Medical vs. Recreational Cannabis: What’s the Difference?
Medical cannabis (MC) has been legal in Canada since 2001 and can be used to treat a number of medical conditions, while recreational cannabis (RC) remains illegal in Canada until October 17th, 2018.
One important distinction between the two comes in the form of accommodation. Employers have a duty to accommodate employees until undue hardship1. This accommodation includes use of legally prescribed MC in the same way it would be extended to any other disabled employee who has been prescribed medication. However, in most cases, this requirement will not extend to the legal RC product come October, and the level of accommodation will be up to the individual employer. We’ll talk more about this in the next section.

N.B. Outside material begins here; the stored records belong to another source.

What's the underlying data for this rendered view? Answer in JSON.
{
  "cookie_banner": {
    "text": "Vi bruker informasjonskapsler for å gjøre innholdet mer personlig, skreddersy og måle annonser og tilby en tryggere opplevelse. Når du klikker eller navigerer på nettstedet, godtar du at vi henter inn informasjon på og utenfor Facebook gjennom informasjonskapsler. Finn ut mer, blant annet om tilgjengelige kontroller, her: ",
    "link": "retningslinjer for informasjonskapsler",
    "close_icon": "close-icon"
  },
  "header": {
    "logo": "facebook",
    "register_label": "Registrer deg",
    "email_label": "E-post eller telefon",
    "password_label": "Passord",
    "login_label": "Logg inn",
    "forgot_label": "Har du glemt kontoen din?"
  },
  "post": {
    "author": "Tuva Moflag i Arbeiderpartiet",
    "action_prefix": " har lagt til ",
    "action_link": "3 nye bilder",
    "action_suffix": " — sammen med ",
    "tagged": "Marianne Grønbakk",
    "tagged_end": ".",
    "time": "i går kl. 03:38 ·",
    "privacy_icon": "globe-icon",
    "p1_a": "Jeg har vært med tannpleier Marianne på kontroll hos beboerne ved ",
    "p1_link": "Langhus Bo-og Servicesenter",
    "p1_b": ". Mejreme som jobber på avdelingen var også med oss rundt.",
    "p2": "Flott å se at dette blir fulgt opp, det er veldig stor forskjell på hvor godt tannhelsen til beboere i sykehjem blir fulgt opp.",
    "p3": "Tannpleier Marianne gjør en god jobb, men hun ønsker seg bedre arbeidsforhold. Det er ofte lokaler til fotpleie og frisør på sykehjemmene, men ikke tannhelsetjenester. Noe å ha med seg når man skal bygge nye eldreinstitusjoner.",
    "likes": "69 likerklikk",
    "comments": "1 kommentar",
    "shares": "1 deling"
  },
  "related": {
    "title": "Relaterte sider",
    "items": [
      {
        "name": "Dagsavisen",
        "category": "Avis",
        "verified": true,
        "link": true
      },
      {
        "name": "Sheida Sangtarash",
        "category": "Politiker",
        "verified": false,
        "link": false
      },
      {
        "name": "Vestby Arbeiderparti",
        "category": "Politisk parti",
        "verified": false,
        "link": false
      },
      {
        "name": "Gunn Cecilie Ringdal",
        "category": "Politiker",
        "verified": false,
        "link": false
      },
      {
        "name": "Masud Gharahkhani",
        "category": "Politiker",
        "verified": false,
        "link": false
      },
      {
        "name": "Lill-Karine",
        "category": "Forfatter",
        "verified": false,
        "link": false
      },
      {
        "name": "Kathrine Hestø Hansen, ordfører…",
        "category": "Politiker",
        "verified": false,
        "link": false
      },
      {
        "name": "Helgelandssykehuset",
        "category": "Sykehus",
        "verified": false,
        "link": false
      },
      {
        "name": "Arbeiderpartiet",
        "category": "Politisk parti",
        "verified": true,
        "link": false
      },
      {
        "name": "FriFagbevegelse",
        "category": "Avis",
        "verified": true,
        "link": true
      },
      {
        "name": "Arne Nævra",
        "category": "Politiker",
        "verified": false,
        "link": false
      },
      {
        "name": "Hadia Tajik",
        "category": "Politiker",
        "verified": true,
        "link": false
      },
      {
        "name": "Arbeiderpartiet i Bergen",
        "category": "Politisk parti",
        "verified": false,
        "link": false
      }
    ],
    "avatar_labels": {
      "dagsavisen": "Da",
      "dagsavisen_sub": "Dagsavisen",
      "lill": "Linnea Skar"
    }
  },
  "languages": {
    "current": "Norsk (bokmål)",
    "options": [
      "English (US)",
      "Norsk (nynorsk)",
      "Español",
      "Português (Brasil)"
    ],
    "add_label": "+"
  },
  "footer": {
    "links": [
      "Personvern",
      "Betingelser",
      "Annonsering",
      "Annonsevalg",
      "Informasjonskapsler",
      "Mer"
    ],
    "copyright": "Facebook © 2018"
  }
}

- Chronic neuropathic pain
- Spasticity due to multiple sclerosis
- Nausea and vomiting due to cancer chemotherapy
Which is why some insurers have begun incorporating medical cannabis into benefits plans*. As new evidence and research come to light, we anticipate the list of covered conditions to grow.
*Subject to prior authorization, with criteria based on specific medical conditions.
Implications of Legalization on Human Resources Policies
The upcoming legalization of RC may have significant implications on your Human Resources (HR) policies. To illustrate this, let’s use an example most employers can relate to: the company holiday party. In time for this years’ holiday party, employees will legally be able to consume RC for the first time. Ask yourself, “How will my workplace handle this new situation?”
Here are a few things we wanted to highlight for workplaces to begin thinking about:
- Impairment. Tetrahydrocannabinol (THC) is the main chemical compound in cannabis that causes impairment. The amount of time a person remains impaired will be different per person (and depending on how it is ingested). However, THC can remain in a person’s system for up to 30 days after consumption, which makes proving impairment by cannabis difficult.2
- Utilize existing policies. When setting HR policies around cannabis, many HR professionals recommend adopting a very similar stance to recreational marijuana as with alcohol by incorporating it into existing policies.
- Communication is key. Whatever stance you adopt on RC, it’s important to make sure your employees know what that is.
- Educate employees. It will be important to educate employees on the risks of cannabis, THC and impairment, as well as the everything we’ve spoken about above, including accommodation and the difference between recreational and medical cannabis.
“Undue Hardship Standard.” Ontario Human Rights Commission, www.ohrc.on.ca/en/guidelines-accessible-education/undue-hardship-standard.
Canadian Centre for Occupational Health and Safety. Workplace Strategies: Risk of Impairment from Cannabis, 2nd ed., CCOHS, 2018.
BBD (August 9. 2018). Medical & Recreational Cannabis – What You Need to Know. Retrieved from www.bbd.ca/blog/medical-recreation-cannabis-2/.